woman Rebecca Yewell‏‎
Died ‎before BEF. 1683
REFN: 2078

Married/ Related to:

man Mordecai Price‏‎, son of Thomas Price and Eliza Johnson‏.
Born ‎ 1660 at Calvert Co., MD, died ‎ 1715 at West River, Anne Arundel Co., MD‎, 54 or 55 years, 1st marriage to: Mary M. Parsons, ‎2nd married/ related to: Rebecca Yewell
REFN: 1890
Mordecai Price owned 116 acres "Locust Neck", 50 acres "Papa Ridge", 50
acres "Greenwood", lived in West River, Anne Arundel County, MD. He
married Mary Parsons in 1683 when he was 23 years old and had 14 children
with her. He died in 1715 at the age of 55.
In 1703 Mordecai took his indentured servant Sarah Dimant (or Dyamond)
and his slave Daniel to court for having borne a "mulatto bastard girl"
together. (Mulatto is an old term that refers to someone who is
bi-racial. Sarah was probably white. Daniel was black because he was
referred to as "Negroe") Sarah received fifteen lashes after which she
was returned to Mordecai, her master, to finish out the last few months
of her seven years of indentured service. After she completed her
indenture to Mordecai she was surrendered to the court and sold to Bladen
Planter for 3000 pounds of tobacco. She was indentured to Bladen for
seven years "in compliance with the act of assembly providing against
such unnatural copulations."
Interesting tidbit: (Named for a descendant of our Mordecai Price????)
Price Town, MD
Always known as Price or Prices Station, it is a laid back, peaceful
village rich in history and country charm. It is one of several small
towns which developed as a direct result of the construction of the Queen
Anne's and Kent Railroad, Division of the Pennsylvania Railroad. Price
was established in 1871, when the Pennsylvania Railroad extended its
lines through this point on its route to Centreville. The town's name was
derived from the surname of a prominent individual connected with the
establishment of the railroad station and post office, named Mordecai
Price has rural and tranquil settings of beautiful farmland, rich in
agriculture. It is centrally located off U.S. Highway 301 and Rt. 405
East. The area also boosts locations for wild game hunting and is
centered in the midst of a rapidly growing chicken industry and pig
farming. It is also home to horse stables, race horses and grazing cows.
The town itself has a small community post office, a Community Building
Center (once an elementary school) for community activities and annual
events, two churches, the Price Bethany United Methodist Church and Price
Apostolic Church. There are always booming businesses in Price, such as
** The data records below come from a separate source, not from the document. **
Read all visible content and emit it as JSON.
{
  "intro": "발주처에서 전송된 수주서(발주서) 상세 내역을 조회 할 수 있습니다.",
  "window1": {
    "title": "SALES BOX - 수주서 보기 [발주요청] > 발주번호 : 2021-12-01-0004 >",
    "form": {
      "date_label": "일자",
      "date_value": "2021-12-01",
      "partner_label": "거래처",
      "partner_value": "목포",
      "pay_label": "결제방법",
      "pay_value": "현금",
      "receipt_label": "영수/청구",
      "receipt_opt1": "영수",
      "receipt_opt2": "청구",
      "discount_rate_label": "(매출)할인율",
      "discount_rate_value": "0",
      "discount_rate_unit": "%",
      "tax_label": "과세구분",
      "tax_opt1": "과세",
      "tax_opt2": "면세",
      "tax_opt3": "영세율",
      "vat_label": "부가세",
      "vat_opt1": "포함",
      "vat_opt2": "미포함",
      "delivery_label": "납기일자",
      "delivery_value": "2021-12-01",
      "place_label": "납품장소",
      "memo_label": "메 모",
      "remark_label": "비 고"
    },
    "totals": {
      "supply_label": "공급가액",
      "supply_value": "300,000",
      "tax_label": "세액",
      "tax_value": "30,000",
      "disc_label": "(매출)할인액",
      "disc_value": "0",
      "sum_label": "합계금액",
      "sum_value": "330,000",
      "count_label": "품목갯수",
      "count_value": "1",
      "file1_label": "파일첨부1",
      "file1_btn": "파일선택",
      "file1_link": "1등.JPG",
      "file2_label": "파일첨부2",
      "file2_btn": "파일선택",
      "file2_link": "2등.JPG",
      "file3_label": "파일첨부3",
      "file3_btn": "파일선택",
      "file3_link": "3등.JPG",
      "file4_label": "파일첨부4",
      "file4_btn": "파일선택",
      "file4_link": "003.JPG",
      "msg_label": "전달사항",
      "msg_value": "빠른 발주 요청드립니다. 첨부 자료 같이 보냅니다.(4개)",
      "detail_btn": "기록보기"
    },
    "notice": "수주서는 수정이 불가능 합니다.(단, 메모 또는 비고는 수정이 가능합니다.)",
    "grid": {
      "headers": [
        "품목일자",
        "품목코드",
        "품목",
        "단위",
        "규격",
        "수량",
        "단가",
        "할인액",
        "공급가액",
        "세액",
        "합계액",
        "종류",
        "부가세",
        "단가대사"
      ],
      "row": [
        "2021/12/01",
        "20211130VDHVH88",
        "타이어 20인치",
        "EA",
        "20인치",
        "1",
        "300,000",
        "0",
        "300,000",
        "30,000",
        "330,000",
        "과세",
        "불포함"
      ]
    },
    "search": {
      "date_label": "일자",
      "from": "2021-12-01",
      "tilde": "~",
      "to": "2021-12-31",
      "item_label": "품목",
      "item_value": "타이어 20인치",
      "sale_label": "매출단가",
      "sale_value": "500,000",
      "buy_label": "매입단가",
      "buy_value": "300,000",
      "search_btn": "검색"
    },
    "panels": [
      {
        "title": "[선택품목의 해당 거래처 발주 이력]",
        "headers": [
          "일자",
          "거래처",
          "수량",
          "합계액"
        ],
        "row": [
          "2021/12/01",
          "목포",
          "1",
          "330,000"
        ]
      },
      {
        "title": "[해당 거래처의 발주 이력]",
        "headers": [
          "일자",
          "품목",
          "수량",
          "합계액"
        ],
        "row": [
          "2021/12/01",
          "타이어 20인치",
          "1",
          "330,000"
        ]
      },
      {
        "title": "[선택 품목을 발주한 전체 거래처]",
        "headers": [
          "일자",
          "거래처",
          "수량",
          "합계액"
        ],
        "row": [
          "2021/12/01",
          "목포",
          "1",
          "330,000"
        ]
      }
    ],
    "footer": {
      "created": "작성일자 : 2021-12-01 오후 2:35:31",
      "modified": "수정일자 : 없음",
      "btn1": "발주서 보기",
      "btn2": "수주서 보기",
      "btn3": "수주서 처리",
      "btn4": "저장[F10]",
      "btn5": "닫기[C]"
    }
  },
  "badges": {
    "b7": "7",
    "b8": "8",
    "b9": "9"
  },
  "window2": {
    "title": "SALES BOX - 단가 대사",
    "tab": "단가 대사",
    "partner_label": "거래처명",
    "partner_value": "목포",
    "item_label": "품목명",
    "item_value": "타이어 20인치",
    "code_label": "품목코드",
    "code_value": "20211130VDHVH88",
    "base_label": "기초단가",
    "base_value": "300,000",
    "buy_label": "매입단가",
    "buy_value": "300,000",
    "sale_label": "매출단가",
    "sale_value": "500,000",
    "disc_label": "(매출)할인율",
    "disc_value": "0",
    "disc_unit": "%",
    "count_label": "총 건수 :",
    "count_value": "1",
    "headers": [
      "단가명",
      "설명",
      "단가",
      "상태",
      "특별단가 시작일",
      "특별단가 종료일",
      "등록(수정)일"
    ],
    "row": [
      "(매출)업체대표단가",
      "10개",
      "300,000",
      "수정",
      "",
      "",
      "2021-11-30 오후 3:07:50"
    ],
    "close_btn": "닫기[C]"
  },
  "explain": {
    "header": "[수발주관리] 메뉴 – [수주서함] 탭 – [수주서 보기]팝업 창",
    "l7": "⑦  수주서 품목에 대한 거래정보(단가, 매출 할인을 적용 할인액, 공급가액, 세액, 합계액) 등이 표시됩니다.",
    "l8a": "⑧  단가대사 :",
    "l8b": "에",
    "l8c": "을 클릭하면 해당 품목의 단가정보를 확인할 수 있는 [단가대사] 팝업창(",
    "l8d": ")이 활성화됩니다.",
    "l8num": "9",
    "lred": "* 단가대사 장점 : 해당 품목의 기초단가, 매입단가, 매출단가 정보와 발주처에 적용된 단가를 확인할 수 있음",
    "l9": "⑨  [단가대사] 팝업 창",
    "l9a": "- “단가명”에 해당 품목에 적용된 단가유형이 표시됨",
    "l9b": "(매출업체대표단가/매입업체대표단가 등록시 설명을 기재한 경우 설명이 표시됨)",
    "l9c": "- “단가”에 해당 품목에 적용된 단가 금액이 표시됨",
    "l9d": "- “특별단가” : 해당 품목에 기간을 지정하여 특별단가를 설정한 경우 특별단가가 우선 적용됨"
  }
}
the new Price Market Deli & Restaurant and across the street is Price's
Station General Store & Antiques. While visiting these businesses, next
to the railroad tracks, you may be just in time to see the train passing
through and listen to its whistle.